BALLARD, Murray. 2021. ‘Murray Ballard’. Murray Ballard [online]. Available at: https://murrayballard.com/ [accessed 24 May 2021].
CRESSWELL, Tim. 2014. Place : An Introduction. Second. Chichester, West Sussex: John Wiley & Son, 177-79.
DURER, Albrecht. 1525. ‘Monument to the Vanquished Peasants’. Available at: http://thecityasaproject.org/2012/07/the-measure-of-turmoil-durers-monument-to-the-vanquished-peasants/ [accessed 24 May 2021].
DYSON FARMING. 2021. ‘Innovative Farming for the Future’. Dyson Farming [online]. Available at: https://dysonfarming.com/ [accessed 24 May 2021].
GORDON, Leah. 2021. ‘Enclosure’. Leah Gordon [online]. Available at: http://www.leahgordon.co.uk/index.php/project/enclosure/ [accessed 24 May 2021].
GRAIN. 2021. ‘GRAIN’. GRAIN [online]. Available at: https://grainphotographyhub.co.uk/ [accessed 24 May 2021].
IMPERIAL WAR MUSEUM. 2021. ‘Your Britain – Fight for It Now [South Downs]’. Imperial War Museum [online]. Available at: https://www.iwm.org.uk/collections/item/object/20289 [accessed 24 May 2021].
KESSELER, Marco. 2021. ‘Marco Kesseler’. Marco Kesseler [online]. Available at: https://marcokesseler.com/ [accessed 24 May 2021].
MARTIN, Guy. 2021. ‘Pleasant Land (In Progress)’. Guy Martin [online]. Available at: https://www.guy-martin.co.uk/pleasant-land-troubled-land [accessed 24 May 2021].
TAYLOR, John. 1994. A Dream of England: Landscape, Photography and the Tourist’s Imagination. Manchester: Manchester University Press.
Figure 1. Murray BALLARD. 2021. ‘Ioana, holding a tray of calabrese (broccoli), Freiston, Lincolnshire, 18 March 2021’. From: Murray Ballard. 2021. ‘News’. Murray Ballard [online]. Available at: https://murrayballard.com/news [accessed 24 May 2021].

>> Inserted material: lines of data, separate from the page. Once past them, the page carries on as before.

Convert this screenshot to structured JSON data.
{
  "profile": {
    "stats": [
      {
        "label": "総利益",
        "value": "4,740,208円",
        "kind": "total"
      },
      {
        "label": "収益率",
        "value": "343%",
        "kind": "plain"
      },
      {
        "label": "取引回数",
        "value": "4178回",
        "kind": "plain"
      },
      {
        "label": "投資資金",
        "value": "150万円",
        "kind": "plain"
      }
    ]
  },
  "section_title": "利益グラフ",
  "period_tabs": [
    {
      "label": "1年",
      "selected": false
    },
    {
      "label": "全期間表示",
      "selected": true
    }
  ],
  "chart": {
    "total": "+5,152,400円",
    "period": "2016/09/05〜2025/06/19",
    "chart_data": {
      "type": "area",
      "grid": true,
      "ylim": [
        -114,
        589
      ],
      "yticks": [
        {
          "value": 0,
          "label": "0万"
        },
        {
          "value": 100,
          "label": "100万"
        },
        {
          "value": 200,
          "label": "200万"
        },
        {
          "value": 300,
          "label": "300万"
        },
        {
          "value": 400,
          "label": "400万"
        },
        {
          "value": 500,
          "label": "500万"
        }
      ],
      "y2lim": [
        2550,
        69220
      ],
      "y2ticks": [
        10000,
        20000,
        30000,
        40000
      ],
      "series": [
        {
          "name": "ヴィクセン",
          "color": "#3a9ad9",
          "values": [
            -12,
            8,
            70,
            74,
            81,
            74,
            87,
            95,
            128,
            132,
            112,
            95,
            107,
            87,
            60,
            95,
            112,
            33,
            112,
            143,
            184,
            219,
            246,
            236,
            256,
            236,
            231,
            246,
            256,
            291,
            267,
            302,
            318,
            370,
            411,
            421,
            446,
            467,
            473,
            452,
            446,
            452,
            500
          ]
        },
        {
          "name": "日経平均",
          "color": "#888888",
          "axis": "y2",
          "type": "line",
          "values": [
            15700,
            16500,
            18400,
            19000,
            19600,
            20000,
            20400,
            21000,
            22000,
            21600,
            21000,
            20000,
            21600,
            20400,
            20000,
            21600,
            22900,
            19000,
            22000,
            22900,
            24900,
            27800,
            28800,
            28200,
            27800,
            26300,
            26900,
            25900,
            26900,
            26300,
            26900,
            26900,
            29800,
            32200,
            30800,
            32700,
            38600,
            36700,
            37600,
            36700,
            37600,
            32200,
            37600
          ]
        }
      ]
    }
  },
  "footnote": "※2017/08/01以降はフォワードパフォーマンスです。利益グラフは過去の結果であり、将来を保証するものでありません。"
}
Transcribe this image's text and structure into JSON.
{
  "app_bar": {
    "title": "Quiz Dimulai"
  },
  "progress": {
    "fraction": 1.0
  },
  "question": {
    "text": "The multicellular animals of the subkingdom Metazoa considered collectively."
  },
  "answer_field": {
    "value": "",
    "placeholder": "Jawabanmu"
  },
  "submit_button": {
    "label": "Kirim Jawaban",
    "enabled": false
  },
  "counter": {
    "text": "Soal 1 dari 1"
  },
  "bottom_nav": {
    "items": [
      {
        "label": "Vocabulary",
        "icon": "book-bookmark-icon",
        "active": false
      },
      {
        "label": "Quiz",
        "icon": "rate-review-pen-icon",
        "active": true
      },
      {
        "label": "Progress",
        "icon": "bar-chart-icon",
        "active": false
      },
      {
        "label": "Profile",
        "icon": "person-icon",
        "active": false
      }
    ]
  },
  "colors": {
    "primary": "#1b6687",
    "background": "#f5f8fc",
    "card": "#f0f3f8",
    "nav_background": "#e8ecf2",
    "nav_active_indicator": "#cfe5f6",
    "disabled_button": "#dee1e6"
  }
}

Figure 2. Marco KESSELER. n.d. ‘Asparagus’. From: Marco Kesseler. 2021. Our Nature [exhibition]. Available at: https://marcokesseler.com/April-2021-Our-Nature-at-M-Gallery [accessed 24 May 2021].
Figure 3. IMPERIAL WAR MUSEUM. 2021. ‘Your Britain – Fight for It Now [South Downs]’. From: Imperial War Museum [online]. Available at: https://www.iwm.org.uk/collections/item/object/20289 [accessed 24 May 2021].